Would you repeat every line of the data exactly?

== Dataset content

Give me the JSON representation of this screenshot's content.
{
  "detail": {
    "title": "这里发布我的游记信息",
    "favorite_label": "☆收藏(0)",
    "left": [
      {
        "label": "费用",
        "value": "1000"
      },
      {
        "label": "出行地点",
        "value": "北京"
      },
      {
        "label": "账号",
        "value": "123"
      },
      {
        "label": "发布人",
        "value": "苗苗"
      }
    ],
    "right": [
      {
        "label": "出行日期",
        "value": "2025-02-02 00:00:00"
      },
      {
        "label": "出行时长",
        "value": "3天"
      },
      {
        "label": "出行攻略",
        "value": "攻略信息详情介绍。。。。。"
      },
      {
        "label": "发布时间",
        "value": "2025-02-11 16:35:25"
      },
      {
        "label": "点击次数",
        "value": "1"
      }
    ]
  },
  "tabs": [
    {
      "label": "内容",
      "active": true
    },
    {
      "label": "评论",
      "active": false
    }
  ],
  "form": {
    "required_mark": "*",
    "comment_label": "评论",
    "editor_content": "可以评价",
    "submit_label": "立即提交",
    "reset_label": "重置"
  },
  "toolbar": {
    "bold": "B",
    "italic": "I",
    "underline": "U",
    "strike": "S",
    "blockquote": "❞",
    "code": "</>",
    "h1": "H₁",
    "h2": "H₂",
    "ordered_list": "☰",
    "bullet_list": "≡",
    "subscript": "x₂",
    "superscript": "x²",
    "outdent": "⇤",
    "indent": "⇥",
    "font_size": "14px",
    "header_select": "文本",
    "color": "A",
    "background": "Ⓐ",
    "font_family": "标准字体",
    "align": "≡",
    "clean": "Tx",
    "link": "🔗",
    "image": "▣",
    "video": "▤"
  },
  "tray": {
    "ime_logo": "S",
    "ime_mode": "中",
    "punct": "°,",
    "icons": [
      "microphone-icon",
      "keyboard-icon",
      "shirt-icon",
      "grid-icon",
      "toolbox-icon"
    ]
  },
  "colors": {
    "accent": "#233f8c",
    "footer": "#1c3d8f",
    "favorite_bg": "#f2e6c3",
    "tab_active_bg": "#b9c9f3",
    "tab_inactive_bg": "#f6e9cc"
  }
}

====

- Written answer:
Give me the JSON representation of this screenshot's content.
{
  "detail": {
    "title": "这里发布我的游记信息",
    "favorite_label": "☆收藏(0)",
    "left": [
      {
        "label": "费用",
        "value": "1000"
      },
      {
        "label": "出行地点",
        "value": "北京"
      },
      {
        "label": "账号",
        "value": "123"
      },
      {
        "label": "发布人",
        "value": "苗苗"
      }
    ],
    "right": [
      {
        "label": "出行日期",
        "value": "2025-02-02 00:00:00"
      },
      {
        "label": "出行时长",
        "value": "3天"
      },
      {
        "label": "出行攻略",
        "value": "攻略信息详情介绍。。。。。"
      },
      {
        "label": "发布时间",
        "value": "2025-02-11 16:35:25"
      },
      {
        "label": "点击次数",
        "value": "1"
      }
    ]
  },
  "tabs": [
    {
      "label": "内容",
      "active": true
    },
    {
      "label": "评论",
      "active": false
    }
  ],
  "form": {
    "required_mark": "*",
    "comment_label": "评论",
    "editor_content": "可以评价",
    "submit_label": "立即提交",
    "reset_label": "重置"
  },
  "toolbar": {
    "bold": "B",
    "italic": "I",
    "underline": "U",
    "strike": "S",
    "blockquote": "❞",
    "code": "</>",
    "h1": "H₁",
    "h2": "H₂",
    "ordered_list": "☰",
    "bullet_list": "≡",
    "subscript": "x₂",
    "superscript": "x²",
    "outdent": "⇤",
    "indent": "⇥",
    "font_size": "14px",
    "header_select": "文本",
    "color": "A",
    "background": "Ⓐ",
    "font_family": "标准字体",
    "align": "≡",
    "clean": "Tx",
    "link": "🔗",
    "image": "▣",
    "video": "▤"
  },
  "tray": {
    "ime_logo": "S",
    "ime_mode": "中",
    "punct": "°,",
    "icons": [
      "microphone-icon",
      "keyboard-icon",
      "shirt-icon",
      "grid-icon",
      "toolbox-icon"
    ]
  },
  "colors": {
    "accent": "#233f8c",
    "footer": "#1c3d8f",
    "favorite_bg": "#f2e6c3",
    "tab_active_bg": "#b9c9f3",
    "tab_inactive_bg": "#f6e9cc"
  }
}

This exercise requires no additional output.